Another big positive that came out of this season was the Knicks young core development. Immanuel Quickley, who was a welcomed surprise off the bench last season, was struggling early on this season. In an offense that was dealing with the loss of Derrick Rose, there was a lot of inconsistency in scoring throughout the team, especially off the bench. The month of March proved to be a very important month for Quickley, as he began to show development in the point guard position. He went from averaging just below three assists a game to averaging four in the month of March, and an astounding 8.8 in the five games played in April. 

The point guard position was a serious concern for the Knicks throughout the season. Their lack of having a true ball handler and creator is shown with their brutal fourth quarter statistics. They ranked in the bottom five in points per game in the fourth quarter in the NBA, along with being in the bottom three in field goal percentage. Quickley's emergence late in the season will put the Knicks in an interesting situation coming into the off-season, where they will most likely have to either stick with Quickley or pursue a big free agent point guard to turn things around next season.

The last thing to note from the late success of the Knicks is the play of Obi Toppin. Toppin, the number eight pick in the 2020 draft, struggled considerably in his first season with the team. He looked tentative, not confident in his game, and struggled shooting the ball from the perimeter. Unfortunately, it didn't seem like he had made much progress in the first part of the season. He was shooting a brutal 22% from three, only scoring just over seven points per game by the all-star break. He did eventually start to heat up and after Randle injured his quad in a game against the Utah Jazz, Toppin got his chance to prove his worth. 

In the final eleven games of the season, marking Randle's first game out with said quad injury, Toppin went on to average just under 20 points per game, shooting 58% from the field and 44% from beyond the arc.
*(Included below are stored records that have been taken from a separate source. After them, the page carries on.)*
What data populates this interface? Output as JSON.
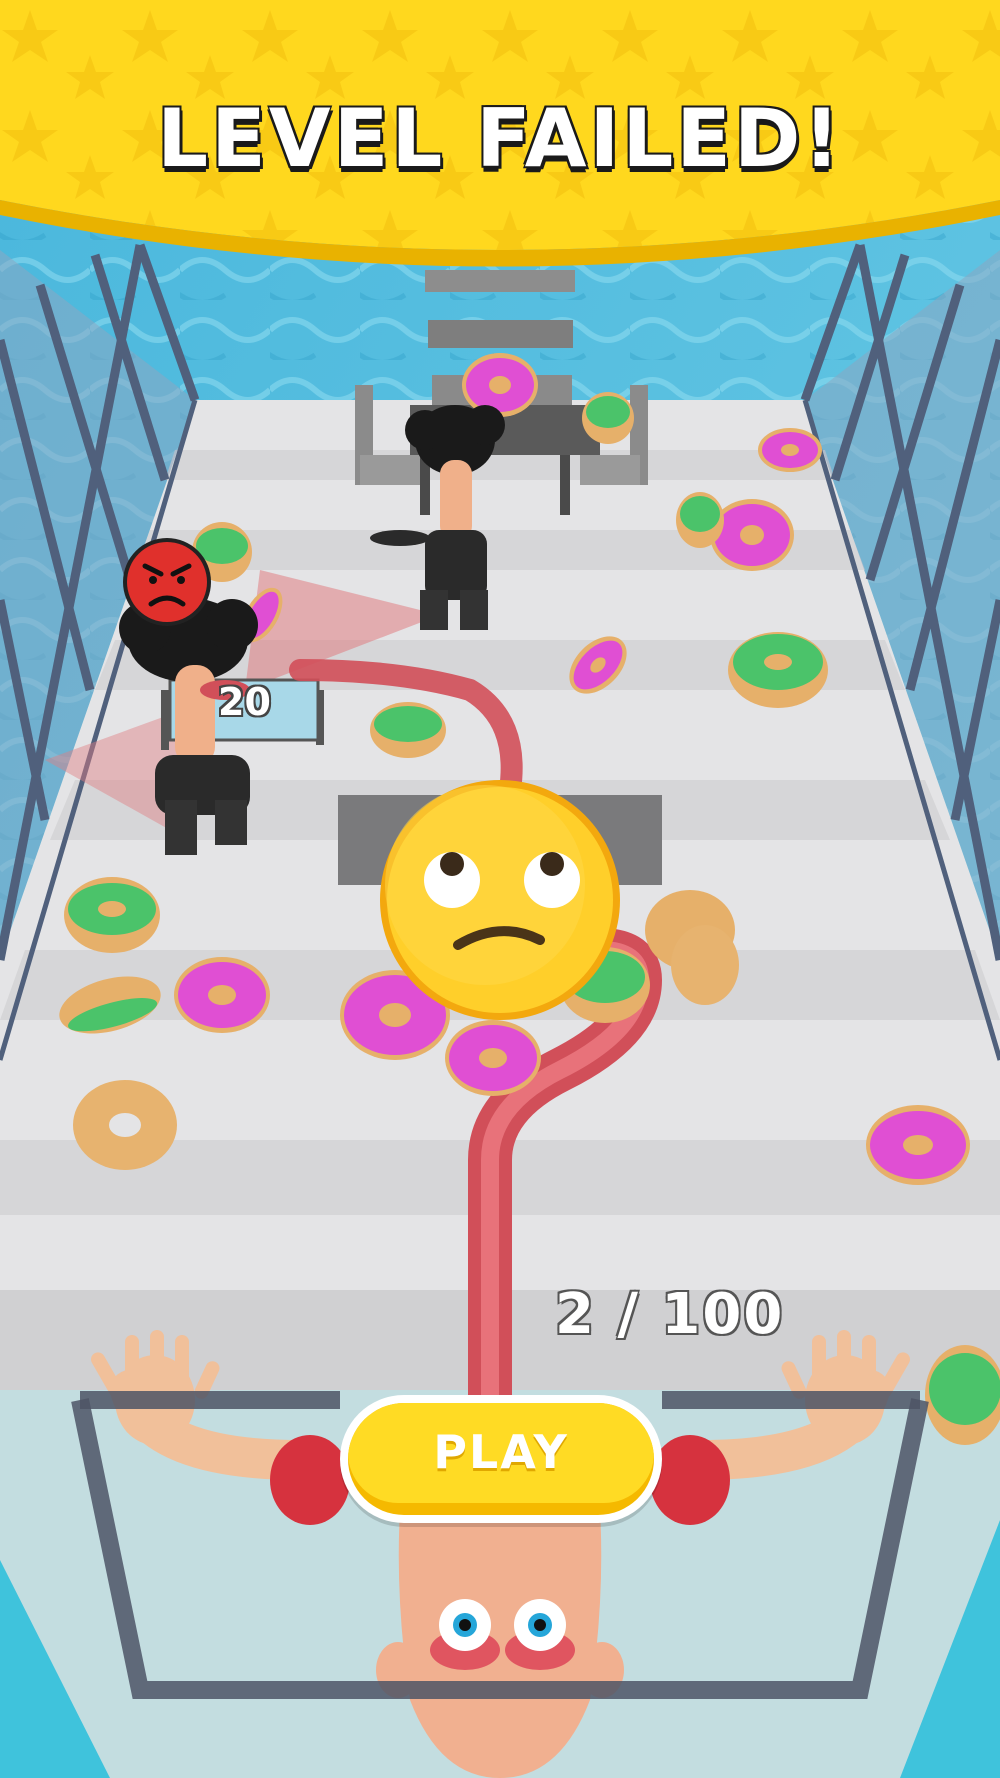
{
  "banner": {
    "title": "LEVEL FAILED!"
  },
  "board": {
    "value": "20"
  },
  "progress": {
    "current": 2,
    "total": 100,
    "text": "2 / 100"
  },
  "play_button": {
    "label": "PLAY"
  },
  "icons": {
    "angry": "angry-emoji-icon",
    "eye_roll": "eye-roll-emoji-icon"
  },
  "colors": {
    "banner": "#ffd81e",
    "water": "#3fb6d6",
    "floor": "#e6e6e8",
    "button": "#ffdb24",
    "tongue": "#e05560"
  }
}
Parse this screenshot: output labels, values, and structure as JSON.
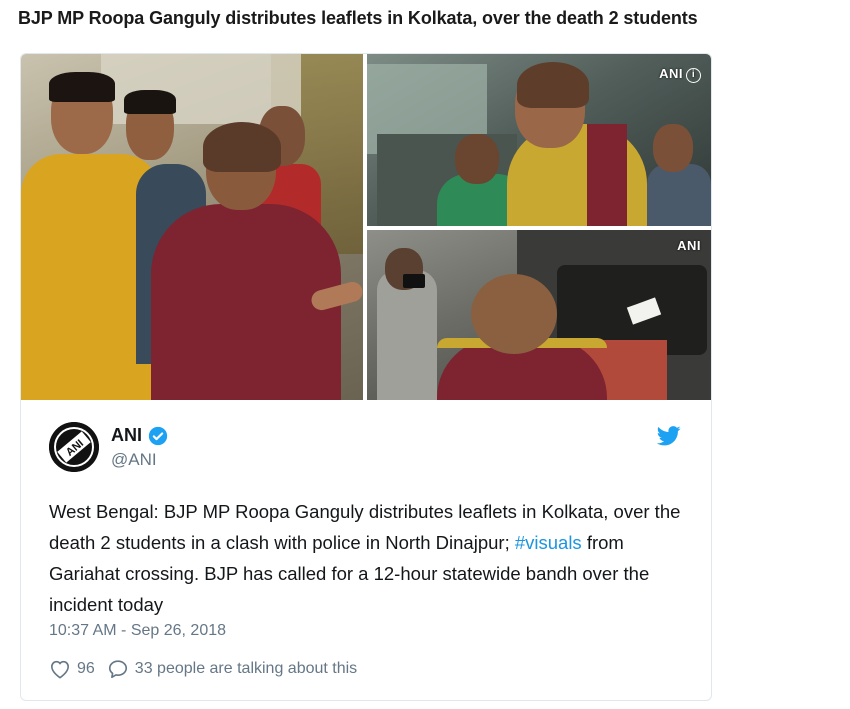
{
  "article": {
    "headline": "BJP MP Roopa Ganguly distributes leaflets in Kolkata, over the death 2 students"
  },
  "media": {
    "photos": [
      {
        "badge": ""
      },
      {
        "badge": "ANI"
      },
      {
        "badge": "ANI"
      }
    ]
  },
  "tweet": {
    "account_name": "ANI",
    "handle": "@ANI",
    "avatar_text": "ANI",
    "text_before": "West Bengal: BJP MP Roopa Ganguly distributes leaflets in Kolkata, over the death 2 students in a clash with police in North Dinajpur; ",
    "hashtag": "#visuals",
    "text_after": " from Gariahat crossing. BJP has called for a 12-hour statewide bandh over the incident today",
    "timestamp": "10:37 AM - Sep 26, 2018",
    "like_count": "96",
    "talking_text": "33 people are talking about this",
    "icons": {
      "verified": "verified-badge-icon",
      "bird": "twitter-bird-icon",
      "like": "heart-icon",
      "reply": "speech-bubble-icon"
    },
    "colors": {
      "link": "#1b95e0",
      "verified": "#1da1f2",
      "bird": "#1da1f2",
      "muted": "#657786"
    }
  }
}
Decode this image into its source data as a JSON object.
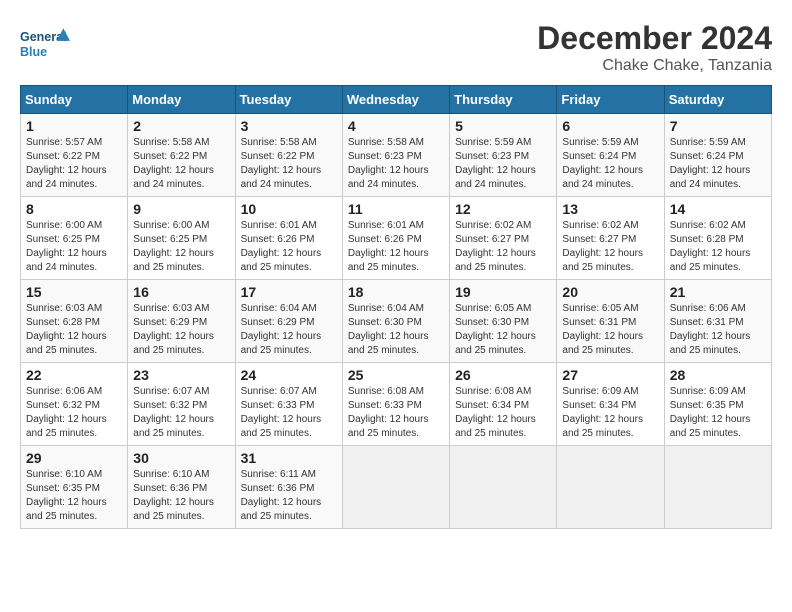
{
  "logo": {
    "line1": "General",
    "line2": "Blue"
  },
  "title": "December 2024",
  "subtitle": "Chake Chake, Tanzania",
  "headers": [
    "Sunday",
    "Monday",
    "Tuesday",
    "Wednesday",
    "Thursday",
    "Friday",
    "Saturday"
  ],
  "weeks": [
    [
      {
        "day": "1",
        "info": "Sunrise: 5:57 AM\nSunset: 6:22 PM\nDaylight: 12 hours\nand 24 minutes."
      },
      {
        "day": "2",
        "info": "Sunrise: 5:58 AM\nSunset: 6:22 PM\nDaylight: 12 hours\nand 24 minutes."
      },
      {
        "day": "3",
        "info": "Sunrise: 5:58 AM\nSunset: 6:22 PM\nDaylight: 12 hours\nand 24 minutes."
      },
      {
        "day": "4",
        "info": "Sunrise: 5:58 AM\nSunset: 6:23 PM\nDaylight: 12 hours\nand 24 minutes."
      },
      {
        "day": "5",
        "info": "Sunrise: 5:59 AM\nSunset: 6:23 PM\nDaylight: 12 hours\nand 24 minutes."
      },
      {
        "day": "6",
        "info": "Sunrise: 5:59 AM\nSunset: 6:24 PM\nDaylight: 12 hours\nand 24 minutes."
      },
      {
        "day": "7",
        "info": "Sunrise: 5:59 AM\nSunset: 6:24 PM\nDaylight: 12 hours\nand 24 minutes."
      }
    ],
    [
      {
        "day": "8",
        "info": "Sunrise: 6:00 AM\nSunset: 6:25 PM\nDaylight: 12 hours\nand 24 minutes."
      },
      {
        "day": "9",
        "info": "Sunrise: 6:00 AM\nSunset: 6:25 PM\nDaylight: 12 hours\nand 25 minutes."
      },
      {
        "day": "10",
        "info": "Sunrise: 6:01 AM\nSunset: 6:26 PM\nDaylight: 12 hours\nand 25 minutes."
      },
      {
        "day": "11",
        "info": "Sunrise: 6:01 AM\nSunset: 6:26 PM\nDaylight: 12 hours\nand 25 minutes."
      },
      {
        "day": "12",
        "info": "Sunrise: 6:02 AM\nSunset: 6:27 PM\nDaylight: 12 hours\nand 25 minutes."
      },
      {
        "day": "13",
        "info": "Sunrise: 6:02 AM\nSunset: 6:27 PM\nDaylight: 12 hours\nand 25 minutes."
      },
      {
        "day": "14",
        "info": "Sunrise: 6:02 AM\nSunset: 6:28 PM\nDaylight: 12 hours\nand 25 minutes."
      }
    ],
    [
      {
        "day": "15",
        "info": "Sunrise: 6:03 AM\nSunset: 6:28 PM\nDaylight: 12 hours\nand 25 minutes."
      },
      {
        "day": "16",
        "info": "Sunrise: 6:03 AM\nSunset: 6:29 PM\nDaylight: 12 hours\nand 25 minutes."
      },
      {
        "day": "17",
        "info": "Sunrise: 6:04 AM\nSunset: 6:29 PM\nDaylight: 12 hours\nand 25 minutes."
      },
      {
        "day": "18",
        "info": "Sunrise: 6:04 AM\nSunset: 6:30 PM\nDaylight: 12 hours\nand 25 minutes."
      },
      {
        "day": "19",
        "info": "Sunrise: 6:05 AM\nSunset: 6:30 PM\nDaylight: 12 hours\nand 25 minutes."
      },
      {
        "day": "20",
        "info": "Sunrise: 6:05 AM\nSunset: 6:31 PM\nDaylight: 12 hours\nand 25 minutes."
      },
      {
        "day": "21",
        "info": "Sunrise: 6:06 AM\nSunset: 6:31 PM\nDaylight: 12 hours\nand 25 minutes."
      }
    ],
    [
      {
        "day": "22",
        "info": "Sunrise: 6:06 AM\nSunset: 6:32 PM\nDaylight: 12 hours\nand 25 minutes."
      },
      {
        "day": "23",
        "info": "Sunrise: 6:07 AM\nSunset: 6:32 PM\nDaylight: 12 hours\nand 25 minutes."
      },
      {
        "day": "24",
        "info": "Sunrise: 6:07 AM\nSunset: 6:33 PM\nDaylight: 12 hours\nand 25 minutes."
      },
      {
        "day": "25",
        "info": "Sunrise: 6:08 AM\nSunset: 6:33 PM\nDaylight: 12 hours\nand 25 minutes."
      },
      {
        "day": "26",
        "info": "Sunrise: 6:08 AM\nSunset: 6:34 PM\nDaylight: 12 hours\nand 25 minutes."
      },
      {
        "day": "27",
        "info": "Sunrise: 6:09 AM\nSunset: 6:34 PM\nDaylight: 12 hours\nand 25 minutes."
      },
      {
        "day": "28",
        "info": "Sunrise: 6:09 AM\nSunset: 6:35 PM\nDaylight: 12 hours\nand 25 minutes."
      }
    ],
    [
      {
        "day": "29",
        "info": "Sunrise: 6:10 AM\nSunset: 6:35 PM\nDaylight: 12 hours\nand 25 minutes."
      },
      {
        "day": "30",
        "info": "Sunrise: 6:10 AM\nSunset: 6:36 PM\nDaylight: 12 hours\nand 25 minutes."
      },
      {
        "day": "31",
        "info": "Sunrise: 6:11 AM\nSunset: 6:36 PM\nDaylight: 12 hours\nand 25 minutes."
      },
      {
        "day": "",
        "info": ""
      },
      {
        "day": "",
        "info": ""
      },
      {
        "day": "",
        "info": ""
      },
      {
        "day": "",
        "info": ""
      }
    ]
  ]
}
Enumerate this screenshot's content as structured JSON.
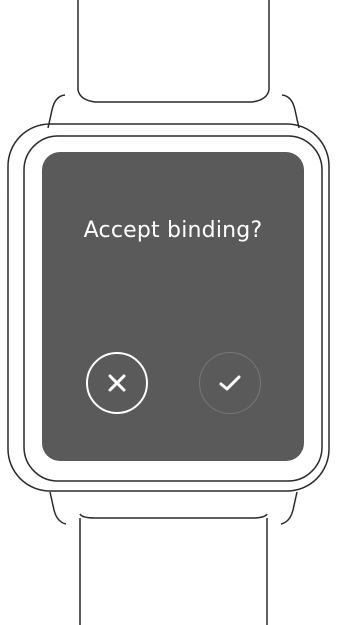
{
  "prompt": {
    "text": "Accept binding?"
  },
  "actions": {
    "reject_icon": "close-icon",
    "accept_icon": "checkmark-icon"
  },
  "colors": {
    "screen_background": "#5a5a5a",
    "text": "#ffffff",
    "accept_ring": "#777777",
    "device_outline": "#2a2a2a"
  }
}
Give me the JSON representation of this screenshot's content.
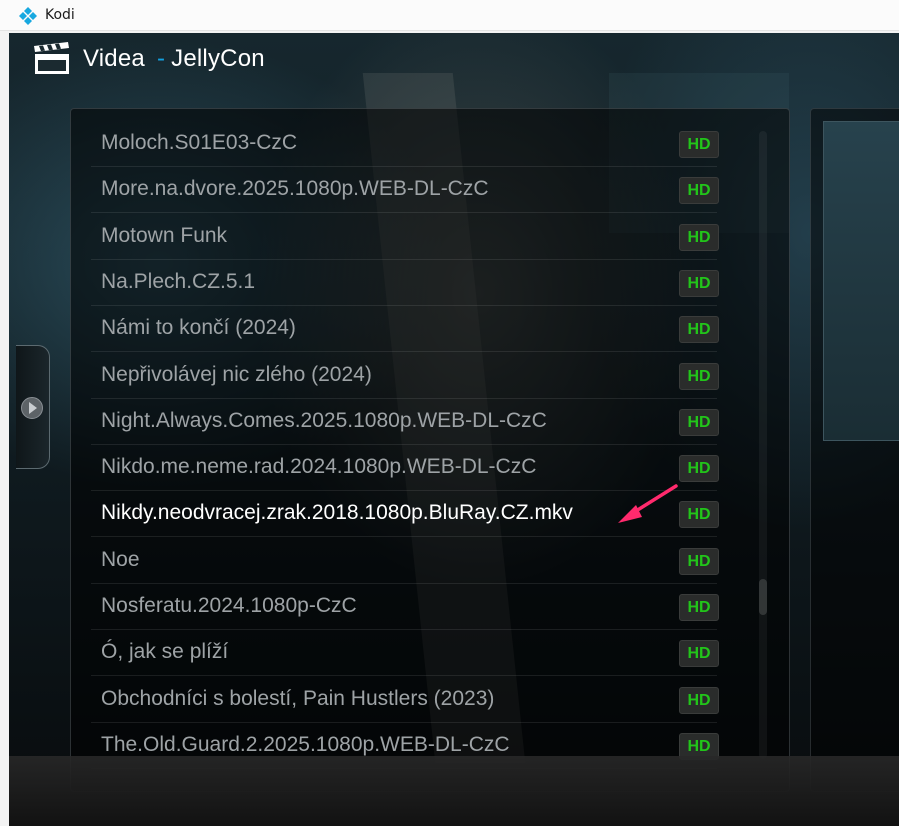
{
  "window": {
    "title": "Kodi",
    "logo_icon": "kodi-logo-icon"
  },
  "header": {
    "icon": "clapperboard-icon",
    "title": "Videa",
    "separator": "-",
    "subtitle": "JellyCon"
  },
  "list": {
    "items": [
      {
        "label": "Moloch.S01E03-CzC",
        "badge": "HD"
      },
      {
        "label": "More.na.dvore.2025.1080p.WEB-DL-CzC",
        "badge": "HD"
      },
      {
        "label": "Motown Funk",
        "badge": "HD"
      },
      {
        "label": "Na.Plech.CZ.5.1",
        "badge": "HD"
      },
      {
        "label": "Námi to končí (2024)",
        "badge": "HD"
      },
      {
        "label": "Nepřivolávej nic zlého (2024)",
        "badge": "HD"
      },
      {
        "label": "Night.Always.Comes.2025.1080p.WEB-DL-CzC",
        "badge": "HD"
      },
      {
        "label": "Nikdo.me.neme.rad.2024.1080p.WEB-DL-CzC",
        "badge": "HD"
      },
      {
        "label": "Nikdy.neodvracej.zrak.2018.1080p.BluRay.CZ.mkv",
        "badge": "HD",
        "focused": true
      },
      {
        "label": "Noe",
        "badge": "HD"
      },
      {
        "label": "Nosferatu.2024.1080p-CzC",
        "badge": "HD"
      },
      {
        "label": "Ó, jak se plíží",
        "badge": "HD"
      },
      {
        "label": "Obchodníci s bolestí, Pain Hustlers (2023)",
        "badge": "HD"
      },
      {
        "label": "The.Old.Guard.2.2025.1080p.WEB-DL-CzC",
        "badge": "HD"
      }
    ]
  },
  "colors": {
    "accent": "#12a0e0",
    "hd_badge_text": "#22c51a",
    "focused_text": "#ffffff",
    "item_text": "#9ea3a6",
    "annotation_arrow": "#ff2a6d"
  },
  "icons": {
    "side_arrow": "chevron-right-icon",
    "annotation": "pointer-arrow-icon"
  }
}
He would go on to have his first ever back-to-back 20 point games, his first 30+ point game, followed by his new career high of 42 points in the final game of the season against the Toronto Raptors. Not only did his scoring and shooting go up, but also he and Quickley raised the energy and the pace of the Knicks. The duo had produced highlight plays in their first year together last season, but they were few and far between. In those last ten games of the season, they demonstrated true potential and possible flashes of stardom as their career's progress.  

A valuable point made by Knicks announcer Walt Frazier in their last game of the season was that people have been viewing Randle and Toppin as competitors as they play the same position. What people do not understand is that those two players are fully capable of not just sharing minutes, but also sharing the court as well. In my opinion, Randle will have to adjust his style of play and how he plays with this younger, up-and-coming Knicks team. There is no reason that he cannot be a big part of this team in the future and help them become true championship contenders. Tom Thibodeau will need to become much more flexible with his lineups in the following season, similar to his first season with the Knicks when he won coach of the year. I think the most important thing for the Knicks to do if they really want to compete in the East is get a star point guard, maybe Donovan Mitchell of the Utah Jazz pending another early exit in the playoffs for them, and they have to let the young guys develop as much as possible. The Knicks can have a very bright future, they just need to make sure to focus on the development of their young core and reinstill faith in Julius Randle. 

Also, shoutouts to Quentin Grimes, Jericho Sims, Evan Fournier (most threes in a season for a Knick), and Cam Reddish, who will hopefully be another piece of this young Knicks core.